Return every line of the data below, exactly.
- - - - - - -
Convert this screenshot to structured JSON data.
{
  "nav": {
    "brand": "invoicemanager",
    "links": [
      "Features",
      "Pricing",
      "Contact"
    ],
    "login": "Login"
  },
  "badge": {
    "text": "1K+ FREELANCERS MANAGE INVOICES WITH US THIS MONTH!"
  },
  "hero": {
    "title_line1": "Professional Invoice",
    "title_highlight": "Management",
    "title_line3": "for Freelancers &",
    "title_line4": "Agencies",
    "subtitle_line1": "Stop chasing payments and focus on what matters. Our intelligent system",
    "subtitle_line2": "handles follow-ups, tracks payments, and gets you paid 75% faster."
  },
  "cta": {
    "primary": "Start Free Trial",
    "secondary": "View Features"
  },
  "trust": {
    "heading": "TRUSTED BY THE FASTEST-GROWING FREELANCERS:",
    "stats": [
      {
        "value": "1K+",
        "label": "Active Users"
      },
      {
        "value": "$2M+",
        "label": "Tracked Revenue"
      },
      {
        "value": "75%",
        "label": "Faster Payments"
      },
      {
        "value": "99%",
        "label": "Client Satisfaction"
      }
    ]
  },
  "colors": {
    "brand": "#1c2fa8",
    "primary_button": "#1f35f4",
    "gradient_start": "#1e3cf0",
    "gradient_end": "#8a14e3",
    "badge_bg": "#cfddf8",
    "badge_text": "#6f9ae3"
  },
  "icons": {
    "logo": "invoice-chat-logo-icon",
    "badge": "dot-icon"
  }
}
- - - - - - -
Result for this exercise:
Convert this screenshot to structured JSON data.
{
  "nav": {
    "brand": "invoicemanager",
    "links": [
      "Features",
      "Pricing",
      "Contact"
    ],
    "login": "Login"
  },
  "badge": {
    "text": "1K+ FREELANCERS MANAGE INVOICES WITH US THIS MONTH!"
  },
  "hero": {
    "title_line1": "Professional Invoice",
    "title_highlight": "Management",
    "title_line3": "for Freelancers &",
    "title_line4": "Agencies",
    "subtitle_line1": "Stop chasing payments and focus on what matters. Our intelligent system",
    "subtitle_line2": "handles follow-ups, tracks payments, and gets you paid 75% faster."
  },
  "cta": {
    "primary": "Start Free Trial",
    "secondary": "View Features"
  },
  "trust": {
    "heading": "TRUSTED BY THE FASTEST-GROWING FREELANCERS:",
    "stats": [
      {
        "value": "1K+",
        "label": "Active Users"
      },
      {
        "value": "$2M+",
        "label": "Tracked Revenue"
      },
      {
        "value": "75%",
        "label": "Faster Payments"
      },
      {
        "value": "99%",
        "label": "Client Satisfaction"
      }
    ]
  },
  "colors": {
    "brand": "#1c2fa8",
    "primary_button": "#1f35f4",
    "gradient_start": "#1e3cf0",
    "gradient_end": "#8a14e3",
    "badge_bg": "#cfddf8",
    "badge_text": "#6f9ae3"
  },
  "icons": {
    "logo": "invoice-chat-logo-icon",
    "badge": "dot-icon"
  }
}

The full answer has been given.